What lines in the material hold the string "JSON"? Copy out each of them.

PROVIDED DATA:

· · ·

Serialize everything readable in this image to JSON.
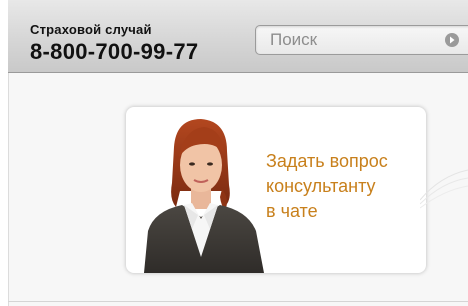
{
  "header": {
    "label": "Страховой случай",
    "phone": "8-800-700-99-77"
  },
  "search": {
    "placeholder": "Поиск",
    "value": ""
  },
  "banner": {
    "lines": [
      "Задать вопрос",
      "консультанту",
      "в чате"
    ]
  },
  "colors": {
    "accent": "#c8801c",
    "header_bg": "#d6d6d6"
  }
}
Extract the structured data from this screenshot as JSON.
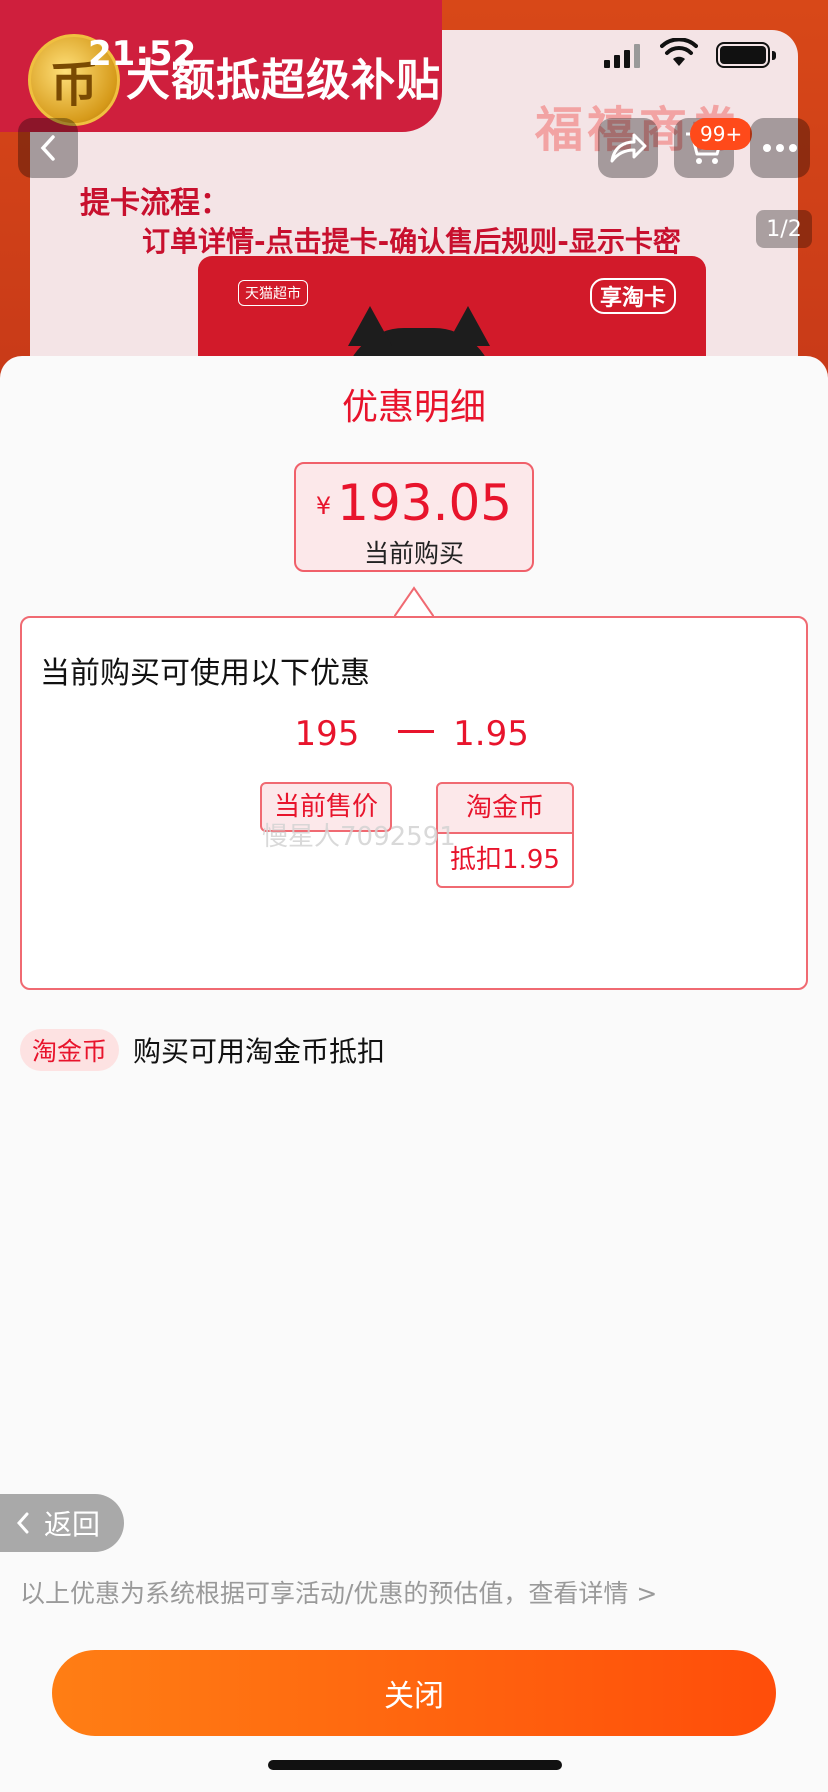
{
  "status_bar": {
    "time": "21:52"
  },
  "banner": {
    "coin_symbol": "币",
    "promo_text": "大额抵超级补贴",
    "brand": "福禧商券",
    "flow_title": "提卡流程：",
    "flow_steps": "订单详情-点击提卡-确认售后规则-显示卡密",
    "card_logo_left": "天猫超市",
    "card_logo_right": "享淘卡"
  },
  "nav": {
    "back_icon": "chevron-left-icon",
    "share_icon": "share-icon",
    "cart_icon": "cart-icon",
    "more_icon": "more-icon",
    "cart_badge": "99+",
    "page_indicator": "1/2"
  },
  "sheet": {
    "title": "优惠明细",
    "price": {
      "symbol": "¥",
      "value": "193.05",
      "caption": "当前购买"
    },
    "detail": {
      "heading": "当前购买可使用以下优惠",
      "base_value": "195",
      "base_label": "当前售价",
      "minus": "–",
      "discount_value": "1.95",
      "discount_label": "淘金币",
      "discount_sub": "抵扣1.95"
    },
    "watermark": "慢星人7092591",
    "coin_tag": "淘金币",
    "coin_text": "购买可用淘金币抵扣",
    "return_label": "返回",
    "disclaimer": "以上优惠为系统根据可享活动/优惠的预估值，查看详情 >",
    "close_label": "关闭"
  },
  "colors": {
    "accent_red": "#e8142c",
    "button_orange_start": "#ff7e14",
    "button_orange_end": "#ff4d0a"
  }
}
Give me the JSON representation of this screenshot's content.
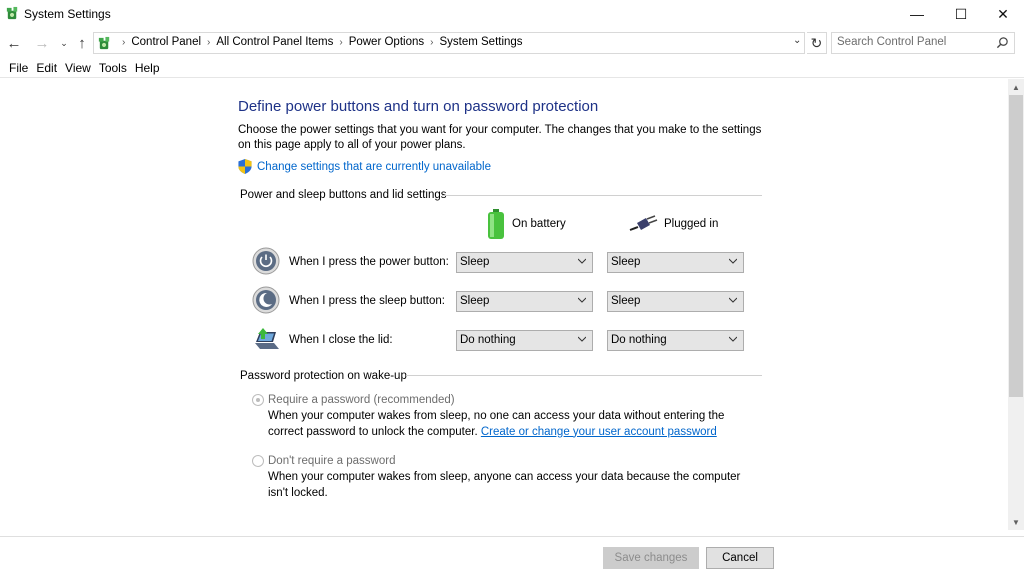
{
  "window": {
    "title": "System Settings",
    "controls": {
      "minimize": "—",
      "maximize": "☐",
      "close": "✕"
    }
  },
  "nav": {
    "back": "←",
    "forward": "→",
    "recent": "⌄",
    "up": "↑",
    "refresh": "↻",
    "address_dropdown": "⌄"
  },
  "breadcrumb": [
    "Control Panel",
    "All Control Panel Items",
    "Power Options",
    "System Settings"
  ],
  "search": {
    "placeholder": "Search Control Panel"
  },
  "menu": [
    "File",
    "Edit",
    "View",
    "Tools",
    "Help"
  ],
  "page": {
    "title": "Define power buttons and turn on password protection",
    "description": "Choose the power settings that you want for your computer. The changes that you make to the settings on this page apply to all of your power plans.",
    "change_link": "Change settings that are currently unavailable",
    "section_buttons": "Power and sleep buttons and lid settings",
    "col_battery": "On battery",
    "col_plugged": "Plugged in",
    "rows": [
      {
        "label": "When I press the power button:",
        "battery": "Sleep",
        "plugged": "Sleep",
        "icon": "power-button-icon"
      },
      {
        "label": "When I press the sleep button:",
        "battery": "Sleep",
        "plugged": "Sleep",
        "icon": "sleep-button-icon"
      },
      {
        "label": "When I close the lid:",
        "battery": "Do nothing",
        "plugged": "Do nothing",
        "icon": "laptop-lid-icon"
      }
    ],
    "section_password": "Password protection on wake-up",
    "require_password": {
      "label": "Require a password (recommended)",
      "checked": true,
      "desc": "When your computer wakes from sleep, no one can access your data without entering the correct password to unlock the computer.",
      "link": "Create or change your user account password"
    },
    "no_password": {
      "label": "Don't require a password",
      "checked": false,
      "desc": "When your computer wakes from sleep, anyone can access your data because the computer isn't locked."
    }
  },
  "footer": {
    "save": "Save changes",
    "cancel": "Cancel"
  },
  "colors": {
    "title_blue": "#1e3287",
    "link_blue": "#0066cc"
  }
}
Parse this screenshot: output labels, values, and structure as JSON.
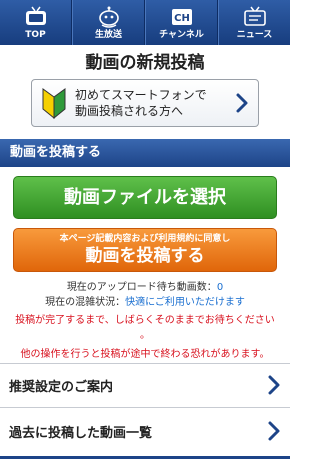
{
  "nav": {
    "items": [
      {
        "label": "TOP",
        "icon": "tv-icon"
      },
      {
        "label": "生放送",
        "icon": "robot-icon"
      },
      {
        "label": "チャンネル",
        "icon": "channel-icon"
      },
      {
        "label": "ニュース",
        "icon": "news-tv-icon"
      }
    ]
  },
  "page": {
    "title": "動画の新規投稿"
  },
  "beginner": {
    "line1": "初めてスマートフォンで",
    "line2": "動画投稿される方へ"
  },
  "section": {
    "title": "動画を投稿する"
  },
  "buttons": {
    "select_file": "動画ファイルを選択",
    "post_note": "本ページ記載内容および利用規約に同意し",
    "post_main": "動画を投稿する"
  },
  "status": {
    "queue_label": "現在のアップロード待ち動画数：",
    "queue_count": "0",
    "congestion_label": "現在の混雑状況：",
    "congestion_value": "快適にご利用いただけます"
  },
  "warning": {
    "line1": "投稿が完了するまで、しばらくそのままでお待ちください",
    "line1_tail": "。",
    "line2": "他の操作を行うと投稿が途中で終わる恐れがあります。"
  },
  "links": [
    {
      "label": "推奨設定のご案内"
    },
    {
      "label": "過去に投稿した動画一覧"
    }
  ],
  "colors": {
    "nav": "#1d4488",
    "select_button": "#3fa52f",
    "post_button": "#f07f20",
    "warning": "#d8121f",
    "link_blue": "#1a6fd0"
  }
}
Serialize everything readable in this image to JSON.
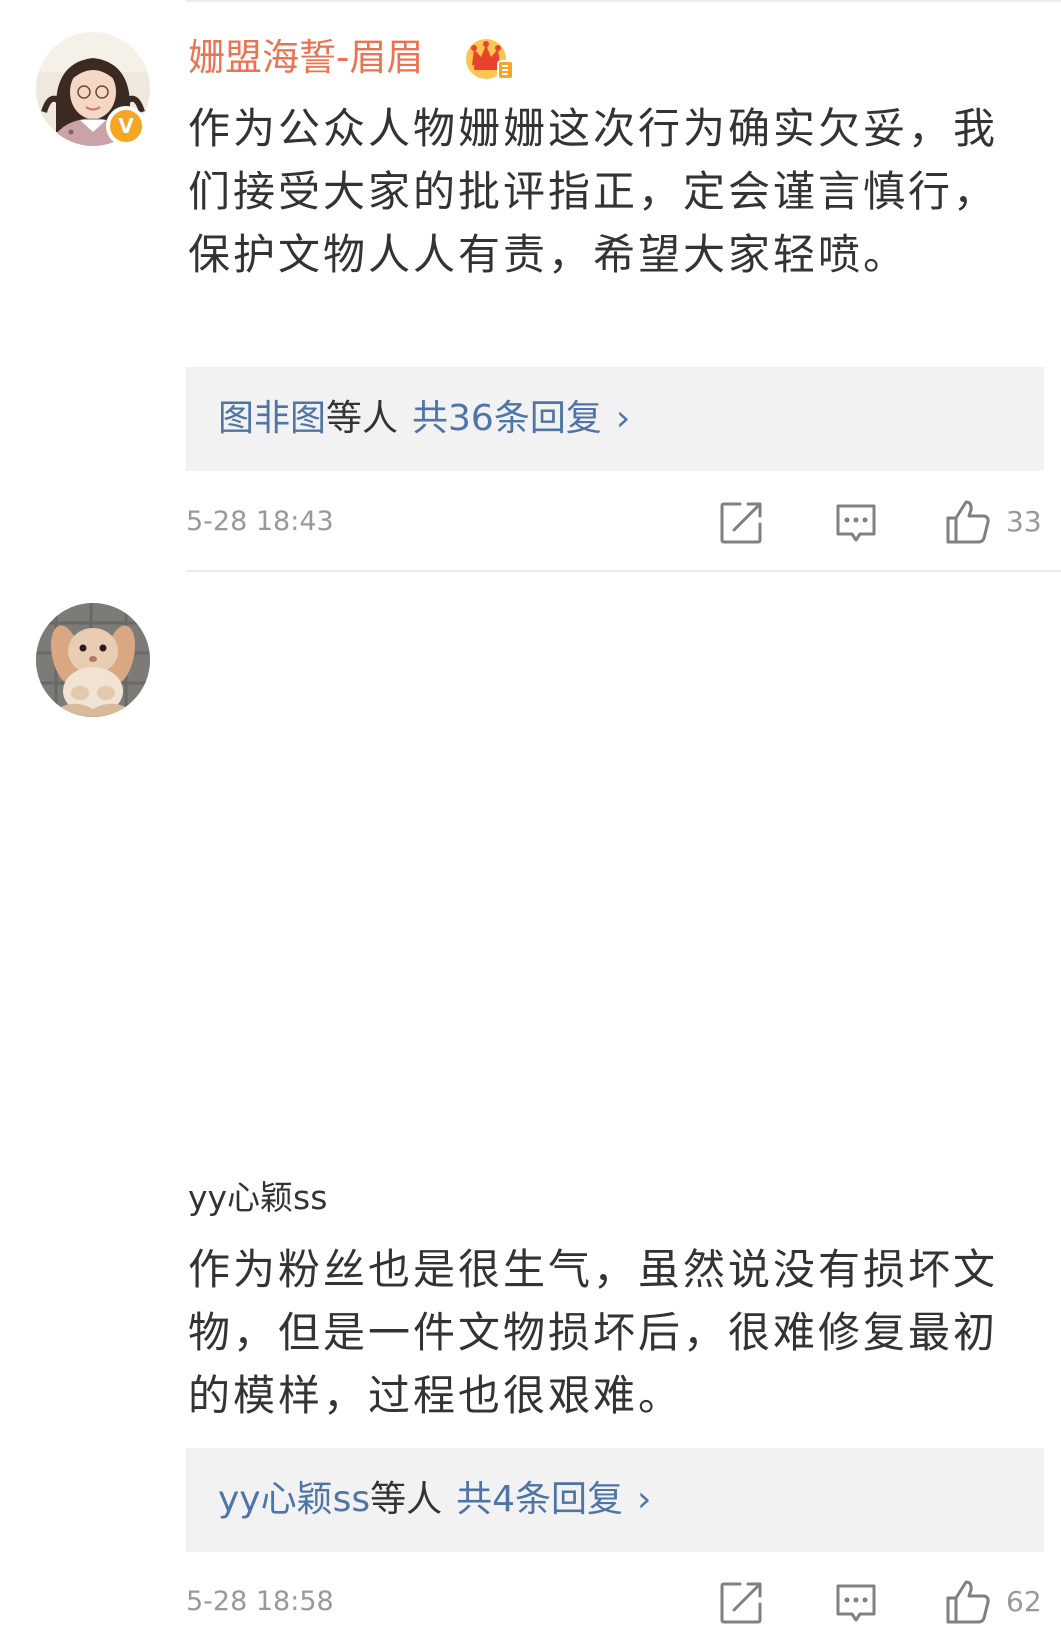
{
  "comments": [
    {
      "username": "姗盟海誓-眉眉",
      "username_color": "#eb7350",
      "text": "作为公众人物姗姗这次行为确实欠妥，我们接受大家的批评指正，定会谨言慎行，保护文物人人有责，希望大家轻喷。",
      "reply_users": "图非图",
      "reply_etc": "等人",
      "reply_count": "共36条回复",
      "reply_arrow": "›",
      "timestamp": "5-28 18:43",
      "likes": "33",
      "verified_badge": "V",
      "icons": [
        "avatar-girl-photo",
        "verified-badge-icon",
        "crown-member-icon",
        "repost-icon",
        "comment-icon",
        "thumbs-up-icon"
      ]
    },
    {
      "username": "yy心颖ss",
      "username_color": "#333333",
      "text": "作为粉丝也是很生气，虽然说没有损坏文物，但是一件文物损坏后，很难修复最初的模样，过程也很艰难。",
      "reply_users": "yy心颖ss",
      "reply_etc": "等人",
      "reply_count": "共4条回复",
      "reply_arrow": "›",
      "timestamp": "5-28 18:58",
      "likes": "62",
      "icons": [
        "avatar-rabbit-photo",
        "repost-icon",
        "comment-icon",
        "thumbs-up-icon"
      ]
    }
  ],
  "colors": {
    "link_blue": "#4e74a8",
    "reply_bg": "#f2f2f2",
    "meta_gray": "#999999",
    "text": "#333333",
    "badge_orange": "#f6a623"
  }
}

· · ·

ANSWER SECTION:
Serialize everything readable in this image to JSON.
Extract the structured data from this screenshot as JSON.
Give me the JSON representation of this screenshot's content.
Parse this screenshot: output labels, values, and structure as JSON.
Serialize everything readable in this image to JSON.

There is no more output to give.